  • Smoker’s cough that persists or becomes intense.
  • Non-smoker’s cough that persists for more than two weeks
  • Persistent chest, shoulder, or back pain unrelated to pain from coughing
  • Change in color of sputum .
  • Increase in volume of sputum
  • Blood in sputum .
  • Wheezing
  • Recurrent pneumonia or bronchitis.Other signs and symptoms of lung cancer may not be respiratory in nature
  • Fatigue
  • Loss of appetite
  • Headache, bone pain, aching joints .
  • Bone fractures not related to accidental injury
  • Neurological symptoms (e.g., unsteady gait and/or episodic memory loss)
  • Neck and facial swelling .
  • Unexplained weight loss.

There also may be signs and symptoms caused by the spread of lung cancer to other parts of the body. Depending on which organs are affected, these can include headaches, general weakness, pain, bone fractures, bleeding, or blood clots. Anyone experiencing these signs or symptoms should

Types of Cancer

The two main types of lung cancer are non-small cell (80% of all cases) and small cell (20% of all cases).

The names refer to the kinds of cells that make up the tumour rather than the size of the tumour.

Non-small Cell Lung Cancer

Non-small cell lung cancer is classified into three subtypes:

  1. Adenocarcinomas- found in the mucus glands.
  2. Squamous or epidermoid carcinoma located in the bronchial tubes
  3. Large cell carcinoma found near the surface.

Lung cancer almost always begins in one lung and, if left untreated, can spread to lymph nodes or other tissues in the chest (including the other lung). Lung cancer can also metastasize (or spread) throughout the body, to the bones, brain, liver, or other organs.

Small Cell Lung Cancer

Small cell lung cancer is highly associated with smoking and grows and spreads quickly.

There are two stages of the disease: limited and extensive.


  • Almost 339.000 new cases were diagnosed with cancer in 2001, representing 26% of all new cases of cancer.
  • Almost 314.000 romanians will die of lung cancer in 2002, representing 56% of all cancer deaths .
  • Annually the lung cancer cause the deaths of more women and men than the prostate, breast and colon cancer all together .
  • Meanwhile the incidence of cancer around the world is going down, the incidence of lung cancer among the women is rising continuos.
  • Between 1960 and 1990 the deaths related to lung cancer among the women raised with almost 40%. .


New treatment options have increased lung cancer survival rates significantly over the past several decades.

There are three main forms of treatment:

Surgery: operation to remove tumour (and surrounding tissue, section or entire lung).

Chemotherapy: treatment with anti-cancer drugs to shrink or destroy tumour

Radiation therapy: treatment using high-

More than 87% of lung cancers are smoking related.

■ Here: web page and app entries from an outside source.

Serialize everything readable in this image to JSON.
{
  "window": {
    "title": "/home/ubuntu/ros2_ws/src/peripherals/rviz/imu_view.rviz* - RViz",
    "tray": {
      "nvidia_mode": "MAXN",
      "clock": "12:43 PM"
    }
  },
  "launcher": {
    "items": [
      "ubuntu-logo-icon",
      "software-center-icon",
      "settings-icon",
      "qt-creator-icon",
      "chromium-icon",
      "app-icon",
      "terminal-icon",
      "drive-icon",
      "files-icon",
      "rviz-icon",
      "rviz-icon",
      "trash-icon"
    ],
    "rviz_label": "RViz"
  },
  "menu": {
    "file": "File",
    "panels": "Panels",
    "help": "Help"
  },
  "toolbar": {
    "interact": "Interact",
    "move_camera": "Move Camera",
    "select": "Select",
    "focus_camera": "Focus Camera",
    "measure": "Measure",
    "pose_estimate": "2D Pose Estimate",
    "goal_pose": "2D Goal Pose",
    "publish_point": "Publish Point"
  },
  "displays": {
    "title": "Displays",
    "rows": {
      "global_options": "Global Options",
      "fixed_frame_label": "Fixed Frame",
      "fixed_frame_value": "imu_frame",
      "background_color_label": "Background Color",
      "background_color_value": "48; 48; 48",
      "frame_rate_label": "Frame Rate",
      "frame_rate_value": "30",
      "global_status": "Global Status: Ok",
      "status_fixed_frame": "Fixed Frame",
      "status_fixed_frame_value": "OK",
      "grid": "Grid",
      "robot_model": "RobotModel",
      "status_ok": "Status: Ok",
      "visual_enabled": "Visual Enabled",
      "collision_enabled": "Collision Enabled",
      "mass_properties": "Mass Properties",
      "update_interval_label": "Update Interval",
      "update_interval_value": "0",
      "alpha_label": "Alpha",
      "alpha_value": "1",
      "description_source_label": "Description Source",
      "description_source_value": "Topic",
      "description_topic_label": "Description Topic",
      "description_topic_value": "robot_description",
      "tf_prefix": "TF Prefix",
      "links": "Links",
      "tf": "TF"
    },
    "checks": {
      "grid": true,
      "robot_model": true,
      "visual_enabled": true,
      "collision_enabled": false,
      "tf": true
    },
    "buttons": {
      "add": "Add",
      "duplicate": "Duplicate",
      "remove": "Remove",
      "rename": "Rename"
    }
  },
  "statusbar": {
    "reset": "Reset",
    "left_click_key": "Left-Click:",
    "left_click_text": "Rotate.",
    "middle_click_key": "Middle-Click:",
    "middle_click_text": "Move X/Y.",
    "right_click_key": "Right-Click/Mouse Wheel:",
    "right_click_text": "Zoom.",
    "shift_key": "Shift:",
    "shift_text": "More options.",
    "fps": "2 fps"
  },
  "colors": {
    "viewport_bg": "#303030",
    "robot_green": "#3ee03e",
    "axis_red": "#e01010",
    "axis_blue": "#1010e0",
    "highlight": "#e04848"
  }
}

However, not all smokers develop lung cancer.Quitting smoking reduces an individual’s risk significantly,although former smokers remain at greater risk for lung cancer than people who never smoked. Exposure to other carcinogens such as asbestos and radon gas also increases an individual’s risk, especially when combined with cigarette or cigar smoking.

Lung cancer risk factors include:

  • cigarette smoking;
  • exposure to certain industrial substances, such as arsenic;
  • some organic chemicals;
  • radon and asbestos;
  • radiation exposure from occupational, medical and environmental sources;
  • air pollution;
  • tuberculosis;
  • environmental tobacco smoke.

Men who regularly smoke are 20 times more exposed to the risk of lung cancer death and women more than 12 times.

Nonsmokers diagnosed with lung cancer are usually women.

Studies show that, at the same level of exposure to tobacco, the risk of lung cancer is bigger at women than on men

The reduction of the risk is only visible 5 years after the interruption of smoking.

As long as the abstinence is extended, the risk is getting lower, but even so, the smokers who quit smoking have an increased risk compared to the nonsmokers.